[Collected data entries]
# # # #
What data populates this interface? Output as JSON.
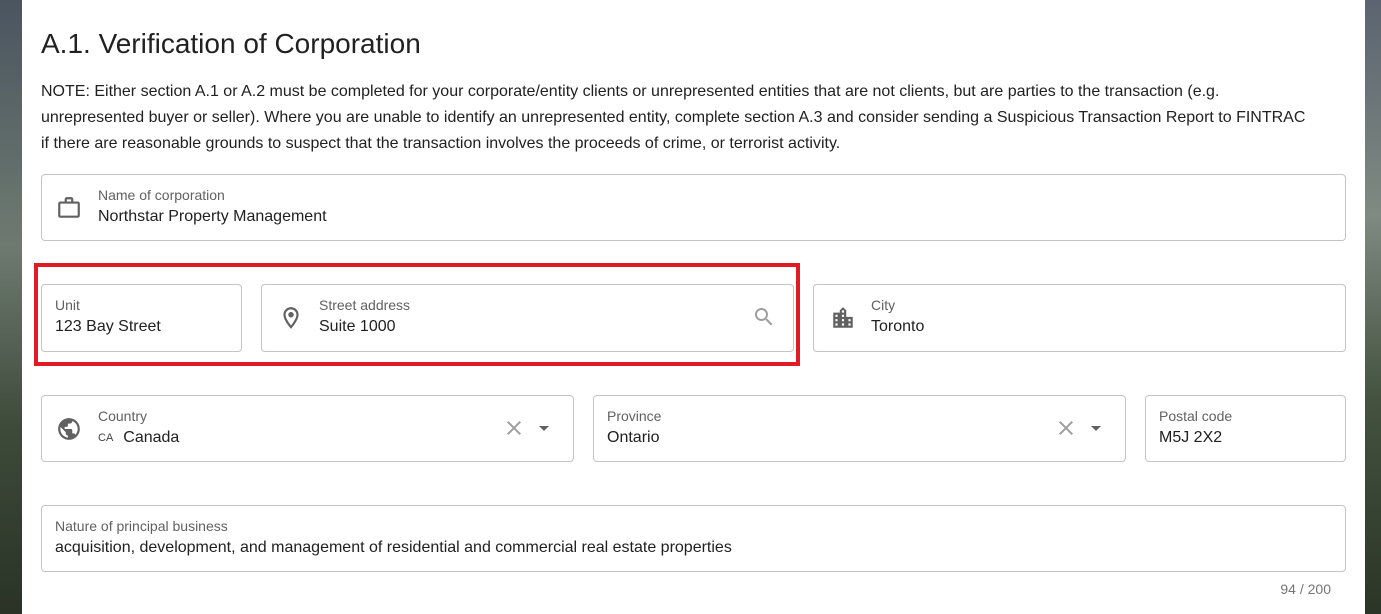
{
  "section": {
    "title": "A.1. Verification of Corporation",
    "note": "NOTE: Either section A.1 or A.2 must be completed for your corporate/entity clients or unrepresented entities that are not clients, but are parties to the transaction (e.g. unrepresented buyer or seller). Where you are unable to identify an unrepresented entity, complete section A.3 and consider sending a Suspicious Transaction Report to FINTRAC if there are reasonable grounds to suspect that the transaction involves the proceeds of crime, or terrorist activity."
  },
  "fields": {
    "corporation_name": {
      "label": "Name of corporation",
      "value": "Northstar Property Management",
      "icon": "briefcase-icon"
    },
    "unit": {
      "label": "Unit",
      "value": "123 Bay Street"
    },
    "street_address": {
      "label": "Street address",
      "value": "Suite 1000",
      "icon": "location-pin-icon",
      "trailing_icon": "search-icon"
    },
    "city": {
      "label": "City",
      "value": "Toronto",
      "icon": "city-buildings-icon"
    },
    "country": {
      "label": "Country",
      "code": "CA",
      "value": "Canada",
      "icon": "globe-icon"
    },
    "province": {
      "label": "Province",
      "value": "Ontario"
    },
    "postal_code": {
      "label": "Postal code",
      "value": "M5J 2X2"
    },
    "nature_of_business": {
      "label": "Nature of principal business",
      "value": "acquisition, development, and management of residential and commercial real estate properties",
      "counter": "94 / 200"
    }
  },
  "colors": {
    "highlight": "#e01b24",
    "border": "#c4c4c4",
    "label": "#616161"
  }
}
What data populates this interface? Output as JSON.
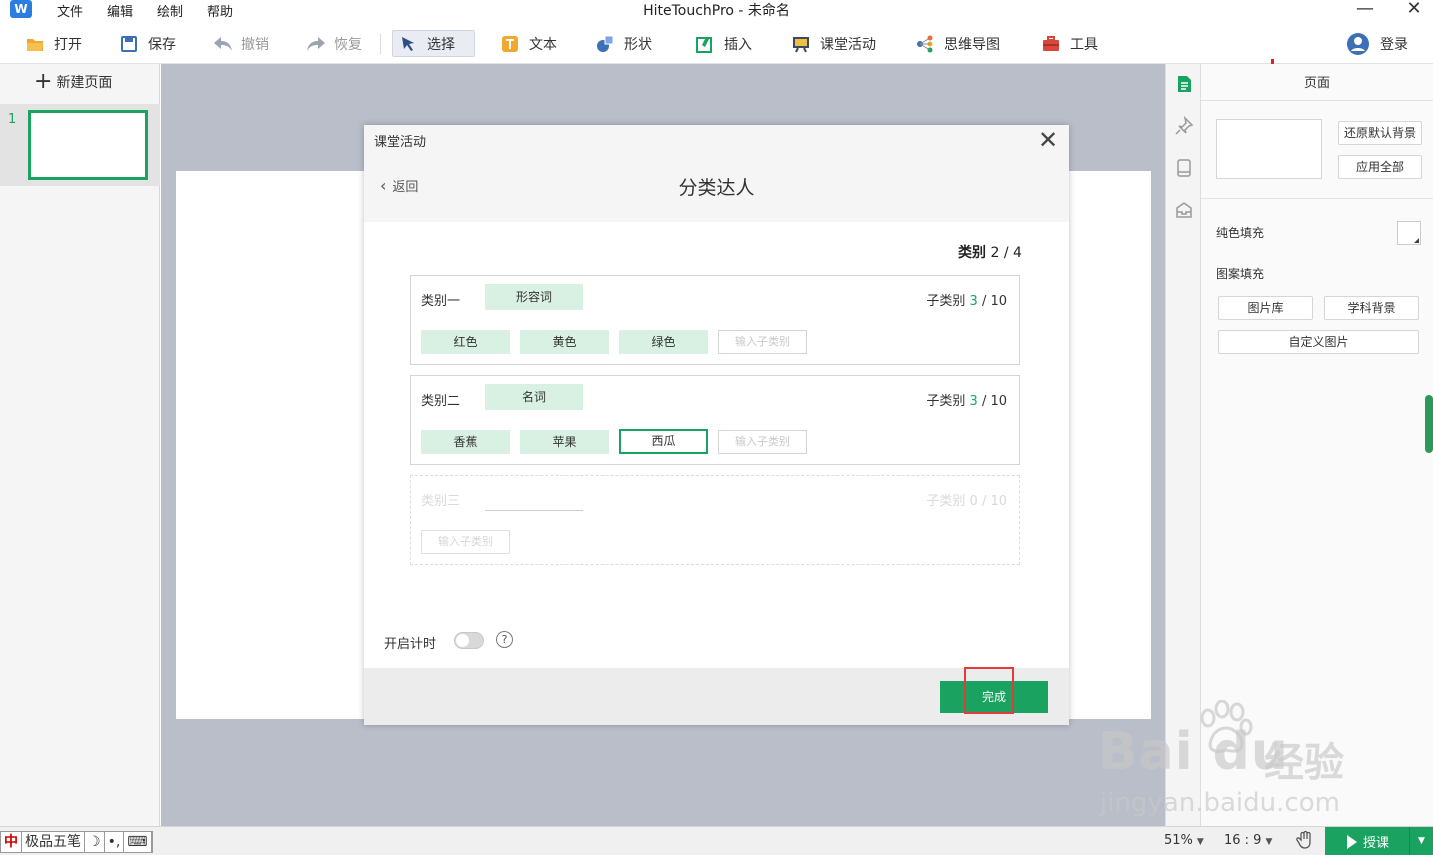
{
  "app": {
    "logo_glyph": "W",
    "title": "HiteTouchPro - 未命名",
    "menu": [
      "文件",
      "编辑",
      "绘制",
      "帮助"
    ],
    "window_controls": {
      "minimize": "—",
      "close": "✕"
    }
  },
  "toolbar": {
    "open": "打开",
    "save": "保存",
    "undo": "撤销",
    "redo": "恢复",
    "select": "选择",
    "text": "文本",
    "shape": "形状",
    "insert": "插入",
    "classroom": "课堂活动",
    "mindmap": "思维导图",
    "tools": "工具",
    "login": "登录"
  },
  "pages": {
    "new_page": "新建页面",
    "items": [
      {
        "number": "1"
      }
    ]
  },
  "right_panel": {
    "title": "页面",
    "restore_bg": "还原默认背景",
    "apply_all": "应用全部",
    "solid_fill": "纯色填充",
    "pattern_fill": "图案填充",
    "gallery": "图片库",
    "subject_bg": "学科背景",
    "custom_image": "自定义图片"
  },
  "statusbar": {
    "ime": [
      "中",
      "极品五笔",
      "☽",
      "•,",
      "⌨"
    ],
    "zoom": "51%",
    "ratio": "16 : 9",
    "present": "授课"
  },
  "dialog": {
    "title": "课堂活动",
    "back": "返回",
    "heading": "分类达人",
    "category_count": {
      "label": "类别",
      "current": "2",
      "total": "/ 4"
    },
    "categories": [
      {
        "label": "类别一",
        "name": "形容词",
        "sub_label": "子类别",
        "sub_current": "3",
        "sub_total": "/ 10",
        "items": [
          "红色",
          "黄色",
          "绿色"
        ],
        "input_placeholder": "输入子类别"
      },
      {
        "label": "类别二",
        "name": "名词",
        "sub_label": "子类别",
        "sub_current": "3",
        "sub_total": "/ 10",
        "items": [
          "香蕉",
          "苹果"
        ],
        "editing": "西瓜",
        "input_placeholder": "输入子类别"
      },
      {
        "label": "类别三",
        "name": "",
        "sub_label": "子类别",
        "sub_current": "0",
        "sub_total": "/ 10",
        "items": [],
        "input_placeholder": "输入子类别"
      }
    ],
    "timer_label": "开启计时",
    "timer_on": false,
    "help": "?",
    "done": "完成"
  },
  "watermark": {
    "brand": "Bai du",
    "cn": "经验",
    "url": "jingyan.baidu.com"
  },
  "colors": {
    "accent": "#1aa260",
    "chip_bg": "#d8f1e3",
    "canvas_bg": "#b9bec9",
    "highlight": "#e23b3b"
  }
}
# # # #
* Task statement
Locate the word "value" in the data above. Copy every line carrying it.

* Result
      "value": "Northstar Property Management",
      "value": "123 Bay Street"
      "value": "Suite 1000",
      "value": "Toronto",
      "value": "Canada",
      "value": "Ontario"
      "value": "M5J 2X2"
      "value": "acquisition, development, and management of residential and commercial real estate properties",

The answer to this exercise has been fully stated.